Moving? Leave Southland Plants Behind


QUESTION: My husband has been transferred from his job here in Southern California to a new position in South Carolina. My problem: I've got a houseful of plants that I love dearly and would hate to leave behind, but I'm not so sure they can survive a cross-country in winter, and if they do, will they be able to adjust to their new home? What would you recommend I do?

ANSWER: Give them away to plant-loving friends and buy new ones when you get to South Carolina. Plants can and usually do survive long-distance moves, especially if they're transported by professional movers, but not without lots of trauma and possible ill effects.

Unless you've got some rare and irreplaceable specimen plants, you'll be better off buying new ones when you get to your new home and can examine the growing conditions.

Getting to the Root of Pest Problem Q: I have a 7-foot-tall Dracena fragrans. The leaves always have this sticky, small, round light-brown bug. I've used all kinds of sprays the nursery recommends, but it always comes back. I was told there is nothing I can do about it because it is "in the air." Is this true?

A: Your plant has scale. Yes, this pest is in the air, but in your case it's also clearly in the soil. The insects continue to lay their eggs in the soil and they continue to hatch ad infinitum.

The only way to be rid of this problem once and for all is to repot your Dracena (I realize this could be a difficult job with a 7-foot-tall plant).

Throw away all the old potting soil, gently wash away all the dirt left on the roots with warm water, spray the roots with an organic insecticide, then repot the plant in a clean, new pot (or a scrubbed old one) with fresh potting soil.


Are your palms pooping?
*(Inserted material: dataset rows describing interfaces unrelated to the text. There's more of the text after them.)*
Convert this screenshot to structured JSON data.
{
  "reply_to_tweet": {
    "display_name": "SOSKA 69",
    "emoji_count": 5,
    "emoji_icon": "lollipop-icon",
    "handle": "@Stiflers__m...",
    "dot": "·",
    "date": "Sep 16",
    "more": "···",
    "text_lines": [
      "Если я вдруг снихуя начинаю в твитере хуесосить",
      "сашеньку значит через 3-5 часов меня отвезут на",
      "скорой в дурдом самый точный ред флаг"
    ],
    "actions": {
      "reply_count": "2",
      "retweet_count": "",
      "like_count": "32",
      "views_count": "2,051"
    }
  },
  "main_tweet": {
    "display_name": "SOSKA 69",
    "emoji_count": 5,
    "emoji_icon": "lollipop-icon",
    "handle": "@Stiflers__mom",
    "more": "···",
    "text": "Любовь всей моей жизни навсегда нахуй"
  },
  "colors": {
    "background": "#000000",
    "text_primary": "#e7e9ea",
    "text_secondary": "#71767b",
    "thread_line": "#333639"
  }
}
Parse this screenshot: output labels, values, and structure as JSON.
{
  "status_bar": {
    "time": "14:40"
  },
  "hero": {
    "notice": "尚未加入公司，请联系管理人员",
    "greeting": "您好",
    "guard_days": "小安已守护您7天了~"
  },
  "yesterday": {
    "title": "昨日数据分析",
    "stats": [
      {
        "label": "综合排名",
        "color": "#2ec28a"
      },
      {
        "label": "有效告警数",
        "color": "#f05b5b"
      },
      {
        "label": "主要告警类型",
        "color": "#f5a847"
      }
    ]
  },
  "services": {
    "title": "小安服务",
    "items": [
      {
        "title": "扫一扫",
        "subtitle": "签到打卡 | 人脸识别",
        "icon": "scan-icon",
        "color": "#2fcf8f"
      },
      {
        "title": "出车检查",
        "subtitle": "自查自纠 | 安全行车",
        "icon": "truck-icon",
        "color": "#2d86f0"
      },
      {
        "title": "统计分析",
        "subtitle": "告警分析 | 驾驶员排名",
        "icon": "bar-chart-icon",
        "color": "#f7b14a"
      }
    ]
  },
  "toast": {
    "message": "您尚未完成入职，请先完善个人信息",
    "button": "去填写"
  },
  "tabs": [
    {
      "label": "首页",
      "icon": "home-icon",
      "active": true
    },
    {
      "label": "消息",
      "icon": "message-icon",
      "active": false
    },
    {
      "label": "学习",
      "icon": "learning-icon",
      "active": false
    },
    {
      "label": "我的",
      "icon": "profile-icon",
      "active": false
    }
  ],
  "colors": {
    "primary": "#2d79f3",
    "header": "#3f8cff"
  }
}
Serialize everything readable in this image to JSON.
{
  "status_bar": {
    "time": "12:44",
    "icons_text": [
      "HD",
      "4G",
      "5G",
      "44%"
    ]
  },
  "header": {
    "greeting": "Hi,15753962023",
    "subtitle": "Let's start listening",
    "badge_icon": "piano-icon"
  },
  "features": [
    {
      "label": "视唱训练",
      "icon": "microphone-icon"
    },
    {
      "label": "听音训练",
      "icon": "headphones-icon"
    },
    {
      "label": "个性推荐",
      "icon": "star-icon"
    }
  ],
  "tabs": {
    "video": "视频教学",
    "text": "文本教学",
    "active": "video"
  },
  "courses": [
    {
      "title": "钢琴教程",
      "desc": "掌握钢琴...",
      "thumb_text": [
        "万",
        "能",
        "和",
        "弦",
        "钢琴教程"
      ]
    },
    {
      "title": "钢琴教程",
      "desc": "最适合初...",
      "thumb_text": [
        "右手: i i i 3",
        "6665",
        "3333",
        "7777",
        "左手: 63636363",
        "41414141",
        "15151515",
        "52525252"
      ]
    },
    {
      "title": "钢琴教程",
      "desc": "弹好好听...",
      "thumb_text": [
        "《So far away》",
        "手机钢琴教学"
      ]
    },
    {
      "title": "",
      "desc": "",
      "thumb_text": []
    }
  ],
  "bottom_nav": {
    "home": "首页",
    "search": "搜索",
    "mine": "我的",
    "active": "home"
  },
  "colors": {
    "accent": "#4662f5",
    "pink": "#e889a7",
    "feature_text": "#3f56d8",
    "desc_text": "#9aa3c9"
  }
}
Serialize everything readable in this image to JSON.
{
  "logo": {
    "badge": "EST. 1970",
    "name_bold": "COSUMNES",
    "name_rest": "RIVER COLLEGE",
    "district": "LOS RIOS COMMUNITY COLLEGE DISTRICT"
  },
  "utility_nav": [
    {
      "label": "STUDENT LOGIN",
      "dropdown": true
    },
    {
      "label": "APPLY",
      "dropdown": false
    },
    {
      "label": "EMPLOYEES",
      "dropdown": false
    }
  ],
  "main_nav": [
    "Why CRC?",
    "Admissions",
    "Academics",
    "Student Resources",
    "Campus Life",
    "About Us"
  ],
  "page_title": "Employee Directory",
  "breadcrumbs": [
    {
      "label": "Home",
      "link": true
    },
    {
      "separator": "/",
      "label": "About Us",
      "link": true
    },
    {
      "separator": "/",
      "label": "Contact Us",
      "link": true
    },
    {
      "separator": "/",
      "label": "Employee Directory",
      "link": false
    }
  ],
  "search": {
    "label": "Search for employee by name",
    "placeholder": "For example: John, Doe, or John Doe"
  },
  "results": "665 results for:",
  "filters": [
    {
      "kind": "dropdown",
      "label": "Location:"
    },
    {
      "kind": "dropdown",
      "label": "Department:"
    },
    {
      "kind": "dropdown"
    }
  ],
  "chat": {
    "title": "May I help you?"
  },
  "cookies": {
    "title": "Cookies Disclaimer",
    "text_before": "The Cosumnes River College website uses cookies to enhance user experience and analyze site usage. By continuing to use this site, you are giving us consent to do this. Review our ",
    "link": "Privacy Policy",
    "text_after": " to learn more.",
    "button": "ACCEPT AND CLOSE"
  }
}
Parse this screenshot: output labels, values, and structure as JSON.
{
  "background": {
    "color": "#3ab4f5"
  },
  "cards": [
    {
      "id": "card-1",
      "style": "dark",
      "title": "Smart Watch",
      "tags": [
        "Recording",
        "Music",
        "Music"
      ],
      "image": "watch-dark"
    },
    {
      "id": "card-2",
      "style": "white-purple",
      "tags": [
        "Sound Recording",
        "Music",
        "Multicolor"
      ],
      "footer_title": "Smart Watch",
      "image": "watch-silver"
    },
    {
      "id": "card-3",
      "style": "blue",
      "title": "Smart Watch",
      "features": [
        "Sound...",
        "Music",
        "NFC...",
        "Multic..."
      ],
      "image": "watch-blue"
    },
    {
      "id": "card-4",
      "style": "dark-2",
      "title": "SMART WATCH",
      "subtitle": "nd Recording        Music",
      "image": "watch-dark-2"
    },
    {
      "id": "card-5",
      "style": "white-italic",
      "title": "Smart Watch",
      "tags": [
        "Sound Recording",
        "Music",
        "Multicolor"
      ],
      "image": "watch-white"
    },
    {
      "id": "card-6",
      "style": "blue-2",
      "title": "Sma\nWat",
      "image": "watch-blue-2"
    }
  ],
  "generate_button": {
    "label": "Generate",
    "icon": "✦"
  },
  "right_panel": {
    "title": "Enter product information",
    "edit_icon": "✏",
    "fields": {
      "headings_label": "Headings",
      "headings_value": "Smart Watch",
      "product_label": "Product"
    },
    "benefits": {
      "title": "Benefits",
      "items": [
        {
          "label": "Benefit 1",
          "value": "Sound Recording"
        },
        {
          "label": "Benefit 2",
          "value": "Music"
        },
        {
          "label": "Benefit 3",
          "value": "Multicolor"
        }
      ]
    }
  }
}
Are your ferns flopping? Send your houseplant questions to the Indoor Gardener in care of the Real Estate section, Los Angeles Times, Times Mirror Square, Los Angeles CA 90053. Questions cannot be answered individually.

Los Angeles Times Articles